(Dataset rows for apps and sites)

Start of Block

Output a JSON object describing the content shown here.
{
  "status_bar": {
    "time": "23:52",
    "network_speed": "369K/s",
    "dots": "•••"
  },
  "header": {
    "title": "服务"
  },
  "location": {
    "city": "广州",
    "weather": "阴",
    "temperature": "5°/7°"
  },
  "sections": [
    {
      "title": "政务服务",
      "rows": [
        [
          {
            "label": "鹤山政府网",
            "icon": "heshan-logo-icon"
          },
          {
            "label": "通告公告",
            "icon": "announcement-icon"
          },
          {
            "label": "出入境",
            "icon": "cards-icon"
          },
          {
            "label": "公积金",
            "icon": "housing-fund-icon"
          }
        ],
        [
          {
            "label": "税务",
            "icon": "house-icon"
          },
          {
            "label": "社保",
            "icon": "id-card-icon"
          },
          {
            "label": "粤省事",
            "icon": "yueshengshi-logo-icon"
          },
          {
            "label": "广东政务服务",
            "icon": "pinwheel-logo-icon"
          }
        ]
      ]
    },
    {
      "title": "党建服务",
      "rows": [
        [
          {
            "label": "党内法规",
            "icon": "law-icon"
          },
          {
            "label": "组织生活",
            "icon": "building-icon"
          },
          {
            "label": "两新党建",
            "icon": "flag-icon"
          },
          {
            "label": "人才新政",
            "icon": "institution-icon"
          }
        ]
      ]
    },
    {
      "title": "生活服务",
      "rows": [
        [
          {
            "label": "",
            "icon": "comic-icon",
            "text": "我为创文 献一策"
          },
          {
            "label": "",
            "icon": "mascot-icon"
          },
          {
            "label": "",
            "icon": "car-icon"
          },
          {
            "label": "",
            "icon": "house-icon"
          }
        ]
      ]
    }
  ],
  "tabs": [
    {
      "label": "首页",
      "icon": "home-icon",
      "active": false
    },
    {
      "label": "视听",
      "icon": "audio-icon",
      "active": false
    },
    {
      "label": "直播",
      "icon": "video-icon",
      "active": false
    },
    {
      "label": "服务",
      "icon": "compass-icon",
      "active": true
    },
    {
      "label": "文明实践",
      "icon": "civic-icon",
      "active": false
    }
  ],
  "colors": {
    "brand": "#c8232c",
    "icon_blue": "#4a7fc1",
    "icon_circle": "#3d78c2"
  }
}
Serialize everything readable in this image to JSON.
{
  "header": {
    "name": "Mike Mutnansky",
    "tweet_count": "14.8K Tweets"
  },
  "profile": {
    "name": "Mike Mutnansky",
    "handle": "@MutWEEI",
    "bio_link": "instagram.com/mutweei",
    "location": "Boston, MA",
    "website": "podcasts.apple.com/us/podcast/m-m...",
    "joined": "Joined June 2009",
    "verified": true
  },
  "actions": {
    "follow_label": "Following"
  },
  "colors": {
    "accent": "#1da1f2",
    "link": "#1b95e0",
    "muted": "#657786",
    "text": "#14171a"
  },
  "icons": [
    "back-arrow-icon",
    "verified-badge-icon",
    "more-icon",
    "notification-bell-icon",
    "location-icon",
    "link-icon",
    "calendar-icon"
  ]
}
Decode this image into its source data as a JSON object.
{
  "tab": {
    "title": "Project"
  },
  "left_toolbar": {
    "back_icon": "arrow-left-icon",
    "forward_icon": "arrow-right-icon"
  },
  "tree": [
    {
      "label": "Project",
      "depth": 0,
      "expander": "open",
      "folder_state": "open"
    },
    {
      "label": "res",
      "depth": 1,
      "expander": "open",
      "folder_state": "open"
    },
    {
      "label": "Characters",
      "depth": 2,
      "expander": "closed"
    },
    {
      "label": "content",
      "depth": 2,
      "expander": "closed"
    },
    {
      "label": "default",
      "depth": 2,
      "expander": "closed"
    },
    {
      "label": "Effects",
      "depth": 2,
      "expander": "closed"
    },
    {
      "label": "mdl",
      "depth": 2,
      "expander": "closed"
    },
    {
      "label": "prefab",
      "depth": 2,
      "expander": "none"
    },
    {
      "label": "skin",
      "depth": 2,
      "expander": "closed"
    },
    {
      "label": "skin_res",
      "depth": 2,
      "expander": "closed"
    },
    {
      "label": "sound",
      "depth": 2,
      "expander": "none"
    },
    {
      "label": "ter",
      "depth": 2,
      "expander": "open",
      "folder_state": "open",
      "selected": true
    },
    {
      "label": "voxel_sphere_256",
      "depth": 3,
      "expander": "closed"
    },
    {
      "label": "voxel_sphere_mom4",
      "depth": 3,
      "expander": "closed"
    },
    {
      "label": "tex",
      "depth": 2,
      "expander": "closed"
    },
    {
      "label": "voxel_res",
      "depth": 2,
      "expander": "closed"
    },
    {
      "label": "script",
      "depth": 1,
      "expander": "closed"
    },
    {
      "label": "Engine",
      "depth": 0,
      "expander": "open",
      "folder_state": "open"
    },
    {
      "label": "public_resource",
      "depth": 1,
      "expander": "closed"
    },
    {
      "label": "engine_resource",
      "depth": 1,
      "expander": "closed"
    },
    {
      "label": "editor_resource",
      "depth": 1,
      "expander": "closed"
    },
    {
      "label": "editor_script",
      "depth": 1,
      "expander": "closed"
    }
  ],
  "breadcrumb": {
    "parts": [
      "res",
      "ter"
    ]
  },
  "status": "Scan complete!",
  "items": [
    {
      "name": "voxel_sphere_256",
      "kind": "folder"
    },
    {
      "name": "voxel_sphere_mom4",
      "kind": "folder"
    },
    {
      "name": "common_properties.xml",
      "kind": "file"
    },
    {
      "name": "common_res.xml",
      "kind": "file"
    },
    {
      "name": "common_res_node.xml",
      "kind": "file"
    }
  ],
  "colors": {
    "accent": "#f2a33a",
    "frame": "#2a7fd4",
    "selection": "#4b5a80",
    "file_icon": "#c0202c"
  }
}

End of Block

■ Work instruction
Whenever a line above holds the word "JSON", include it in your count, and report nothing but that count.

■ Answer
3